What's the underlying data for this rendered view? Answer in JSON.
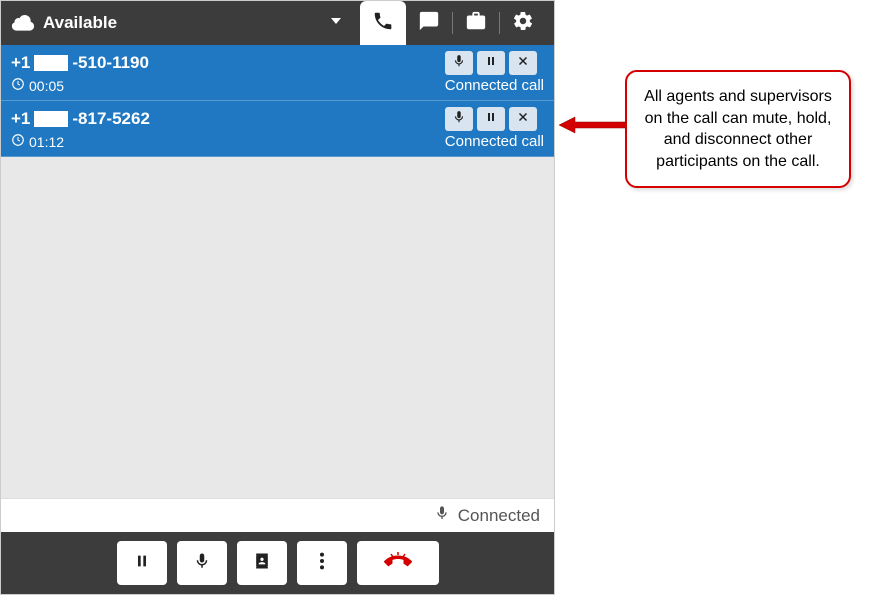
{
  "header": {
    "status": "Available"
  },
  "calls": [
    {
      "prefix": "+1",
      "suffix": "-510-1190",
      "duration": "00:05",
      "status": "Connected call"
    },
    {
      "prefix": "+1",
      "suffix": "-817-5262",
      "duration": "01:12",
      "status": "Connected call"
    }
  ],
  "status_bar": {
    "label": "Connected"
  },
  "callout": {
    "text": "All agents and supervisors on the call can mute, hold, and disconnect other participants on the call."
  }
}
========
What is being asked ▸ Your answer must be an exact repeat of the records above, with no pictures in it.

Result below ▸
What's the underlying data for this rendered view? Answer in JSON.
{
  "header": {
    "status": "Available"
  },
  "calls": [
    {
      "prefix": "+1",
      "suffix": "-510-1190",
      "duration": "00:05",
      "status": "Connected call"
    },
    {
      "prefix": "+1",
      "suffix": "-817-5262",
      "duration": "01:12",
      "status": "Connected call"
    }
  ],
  "status_bar": {
    "label": "Connected"
  },
  "callout": {
    "text": "All agents and supervisors on the call can mute, hold, and disconnect other participants on the call."
  }
}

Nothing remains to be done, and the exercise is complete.